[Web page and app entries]
- - -
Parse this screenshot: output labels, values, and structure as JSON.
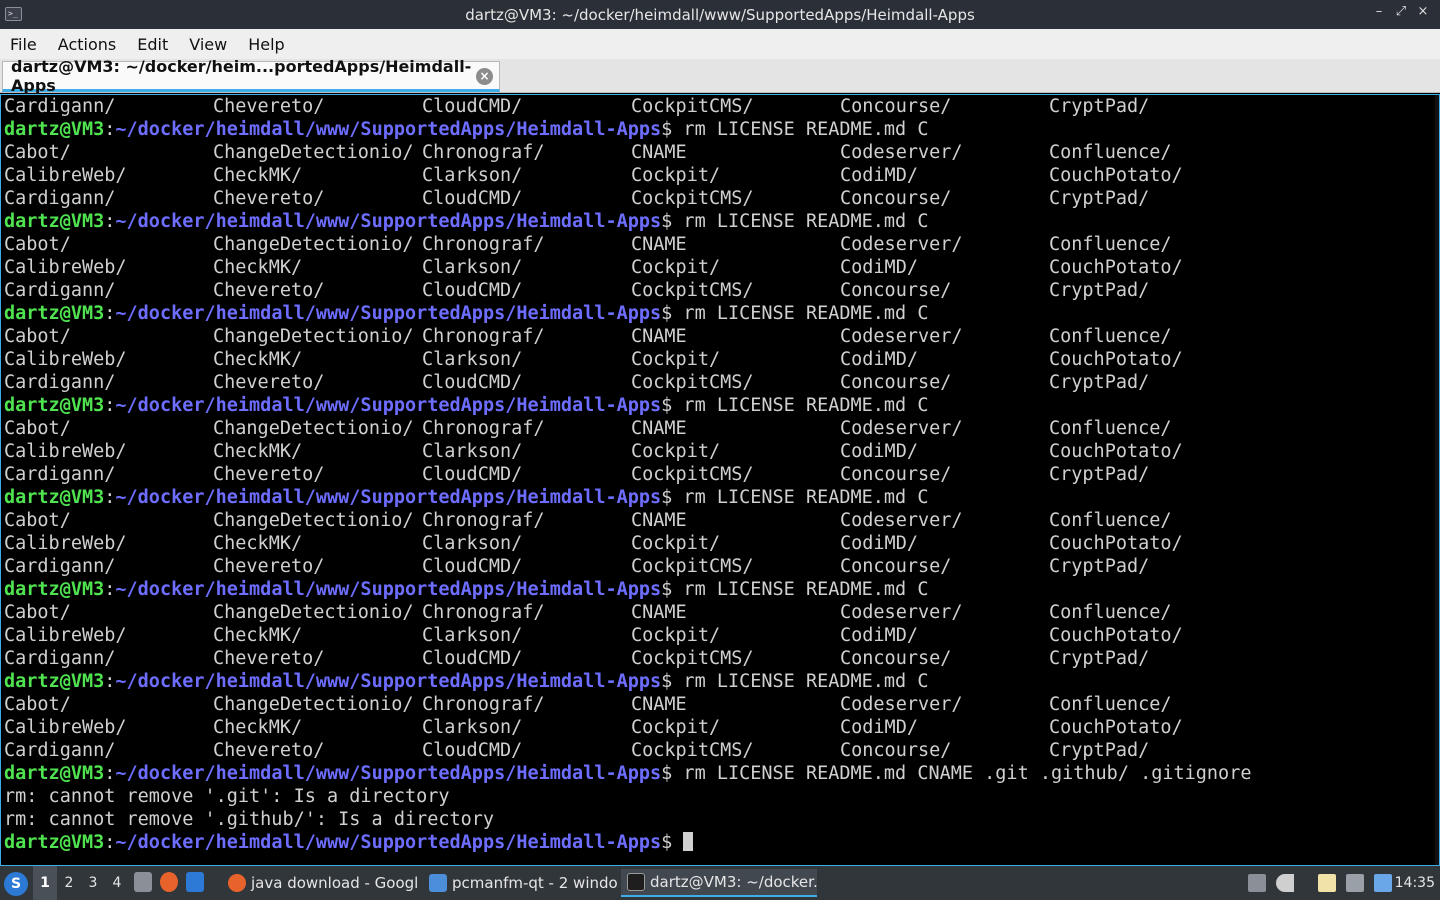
{
  "window": {
    "title": "dartz@VM3: ~/docker/heimdall/www/SupportedApps/Heimdall-Apps",
    "controls": {
      "minimize": "–",
      "maximize": "⤢",
      "close": "×"
    }
  },
  "menubar": {
    "items": [
      "File",
      "Actions",
      "Edit",
      "View",
      "Help"
    ]
  },
  "tab": {
    "label": "dartz@VM3: ~/docker/heim...portedApps/Heimdall-Apps",
    "close": "×"
  },
  "terminal": {
    "prompt": {
      "user": "dartz@VM3",
      "colon": ":",
      "path": "~/docker/heimdall/www/SupportedApps/Heimdall-Apps",
      "dollar": "$"
    },
    "first_line": [
      "Cardigann/",
      "Chevereto/",
      "CloudCMD/",
      "CockpitCMS/",
      "Concourse/",
      "CryptPad/"
    ],
    "repeat_command": " rm LICENSE README.md C",
    "listing": [
      [
        "Cabot/",
        "ChangeDetectionio/",
        "Chronograf/",
        "CNAME",
        "Codeserver/",
        "Confluence/"
      ],
      [
        "CalibreWeb/",
        "CheckMK/",
        "Clarkson/",
        "Cockpit/",
        "CodiMD/",
        "CouchPotato/"
      ],
      [
        "Cardigann/",
        "Chevereto/",
        "CloudCMD/",
        "CockpitCMS/",
        "Concourse/",
        "CryptPad/"
      ]
    ],
    "final_command": " rm LICENSE README.md CNAME .git .github/ .gitignore",
    "errors": [
      "rm: cannot remove '.git': Is a directory",
      "rm: cannot remove '.github/': Is a directory"
    ]
  },
  "taskbar": {
    "desktops": [
      "1",
      "2",
      "3",
      "4"
    ],
    "tasks": [
      {
        "label": "java download - Googl...",
        "icon": "firefox-icon"
      },
      {
        "label": "pcmanfm-qt - 2 windo...",
        "icon": "folder-icon"
      },
      {
        "label": "dartz@VM3: ~/docker...",
        "icon": "terminal-icon"
      }
    ],
    "clock": "14:35"
  }
}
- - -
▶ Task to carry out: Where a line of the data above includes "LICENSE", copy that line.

▶ Answer box:
    "repeat_command": " rm LICENSE README.md C",
    "final_command": " rm LICENSE README.md CNAME .git .github/ .gitignore",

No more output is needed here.